SAFF has a beautiful newly refurbished website, and the workshop schedule has just been posted. There are so many wonderful classes, and I wish I could take some. Go and peruse the list- registration for SAFF members opens July 1, and registration for the general public opens July 15. If you want to become a member and get in on registration early, click here. (I just did- quick and easy).

I'm teaching:

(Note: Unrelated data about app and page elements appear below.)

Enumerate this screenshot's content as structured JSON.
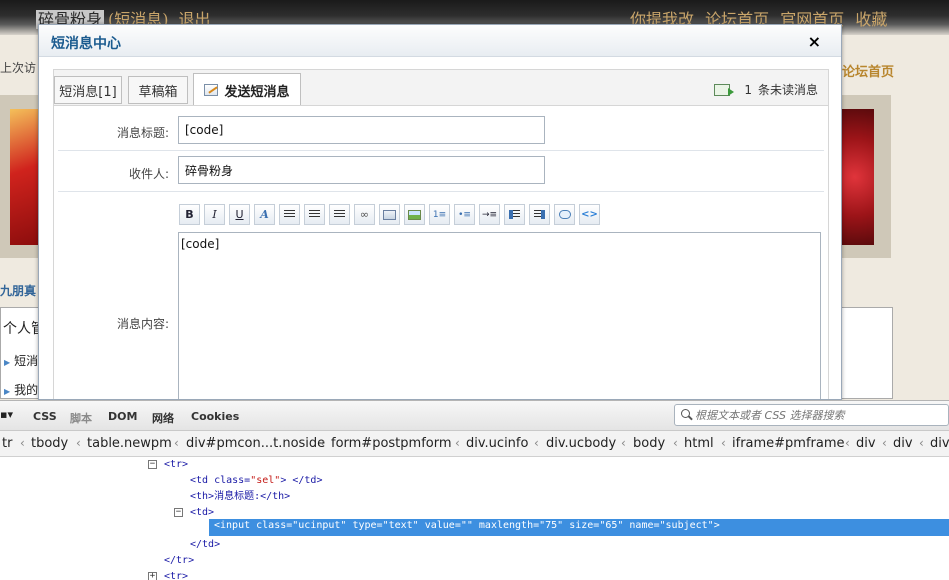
{
  "forum": {
    "username": "碎骨粉身",
    "pm_link": "(短消息)",
    "logout": "退出",
    "right_links": [
      "你提我改",
      "论坛首页",
      "官网首页",
      "收藏"
    ],
    "last_visit_fragment": "上次访",
    "forum_home_fragment": "论坛首页",
    "jiupeng_fragment": "九朋真",
    "personal_fragment": "个人管",
    "item1_fragment": "短消",
    "item2_fragment": "我的"
  },
  "modal": {
    "title": "短消息中心",
    "close_symbol": "×",
    "tabs": {
      "inbox": "短消息[1]",
      "drafts": "草稿箱",
      "compose": "发送短消息"
    },
    "unread": {
      "count": "1",
      "label": "条未读消息"
    },
    "form": {
      "subject_label": "消息标题:",
      "subject_value": "[code]",
      "recipient_label": "收件人:",
      "recipient_value": "碎骨粉身",
      "content_label": "消息内容:",
      "content_value": "[code]"
    },
    "editor_toolbar": {
      "bold": "B",
      "italic": "I",
      "underline": "U",
      "fontcolor": "A"
    }
  },
  "devtools": {
    "tabs": [
      "CSS",
      "脚本",
      "DOM",
      "网络",
      "Cookies"
    ],
    "search_placeholder": "根据文本或者 CSS 选择器搜索",
    "breadcrumb": [
      "tr",
      "tbody",
      "table.newpm",
      "div#pmcon...t.noside",
      "form#postpmform",
      "div.ucinfo",
      "div.ucbody",
      "body",
      "html",
      "iframe#pmframe",
      "div",
      "div",
      "div"
    ],
    "tree": {
      "tr_open": "<tr>",
      "td_open_pre": "<td class=",
      "td_class_val": "\"sel\"",
      "td_close_post": "> </td>",
      "th_line": "<th>消息标题:</th>",
      "td_open": "<td>",
      "selected_input": "<input class=\"ucinput\" type=\"text\" value=\"\" maxlength=\"75\" size=\"65\" name=\"subject\">",
      "td_close": "</td>",
      "tr_close": "</tr>",
      "tr_next": "<tr>"
    }
  }
}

Friday Oct 22: 9am-5pm (with lunch and snack breaks) Fair Isle in a Day-
Students will learn to read a chart, wrangle multiple yarns, and will work on a toddler-size Fair Isle hat. There is a small amount of homework involved (casting on and working the hat hem/facing, instructions will be sent to registered students), and students will need 100gr each of a solid and a variegated worsted weight yarn and size 5 needles (dpns or 16" circular, your preference), and some sticky notes. Students can use 2 solid color yarns as well- in either case, make sure there is a good contrast in your two yarns. No Fair Isle experience necessary, but students should be familiar with knitting in the round. Handouts and pattern/charts provided, including an adult version of the same hat.

Saturday Oct 23- 9am-5pm (with lunch and snack breaks) Design Your Own Fair Isle Hat in a Day- In the morning, we'll talk about Fair Isle design elements, and work on designing original motifs on blank charts. In the afternoon, students will begin work on their original hats. Some Fair Isle experience is nice but not absolutely necessary. A small amount of homework is involved (casting on and working the hat hem/facing- instructions will be sent to registered students). Students will need small amounts of various solid colors of worsted weight yarn (at least 2 colors, but as many as you like) up to 200gr, and size 5- 16" circular or dpn needles, and sticky notes. Students should bring colored pencils in the same colors as the yarns (though I'll have some colored pencils with me too). Handouts, patterns, and blank charts provided, including a chart for an adult size hat.

Sunday Oct 24- 9am-11am Little Tips and Knitting Tricks-
Discussion and demonstration of lots of little cheater knitting tricks that I use every day in my knitting: winding a center pull ball by hand, an easier decrease than SSK, putting beads in your knitting with wire instead of a crochet hook, knitting back backwards for heels and bobbles, and more. I'll provide some beads and wire, students should bring fingering weight yarn and appropriate needles.

Sunday Oct 24- 1pm-3pm Writing Patterns for Publication-
A talk about the percs and pressures of writing for publication, whether students are interested in designing for magazines and books, or in selling their own patterns. We'll talk about manuscript format, copyright, how to approach publishers, and what to do when your design is accepted. Students should bring a pad and pencil for taking notes. There will be time for Q&A at the end. Handouts provided.

Hope to see lots of you there!

Tuesday, June 15, 2010

Sweater Sets and Robots

Short-repeat self-patterning yarns don't lend themselves very well to back and forth knitting. The patterning changes too quickly, so that the beginnings and the ends of the rows (which in this case, mean the fronts of the sweater because the body is knit in one piece) don't match at all. But it's still cute. I do believe that I'll write this pattern (sweater and doll-size fingerless mittens) up and post it this week, for the first Freebie Friday in a very long time.

The whole set includes fingerless mittens for the Girl, a v-neck cardigan and fingerless mittens for the doll. All 3 knit from 100 gr of sock yarn (there wasn't enough left over for a doll hat. I always forget how much yarn these 18" doll sweaters take).

are these cute, or what?

And here's the latest installment in the Spoonflower Obsession: a set of 3 color/cut/sew Robots. I've ordered a sample, and it should be here soon. If the robots go together properly, I'll offer this one through Spoonflower too. I was tickled to discover that someone already ordered the Skirt/Vest/Bag color/cut/sew fat quarter. I'm about halfway done with a Cheater Quilt design (quilt in a yard) for another Spoonflower contest. I haven't tackled the Nautical Theme design yet.

Yeah, I said *obsession*, and I meant it.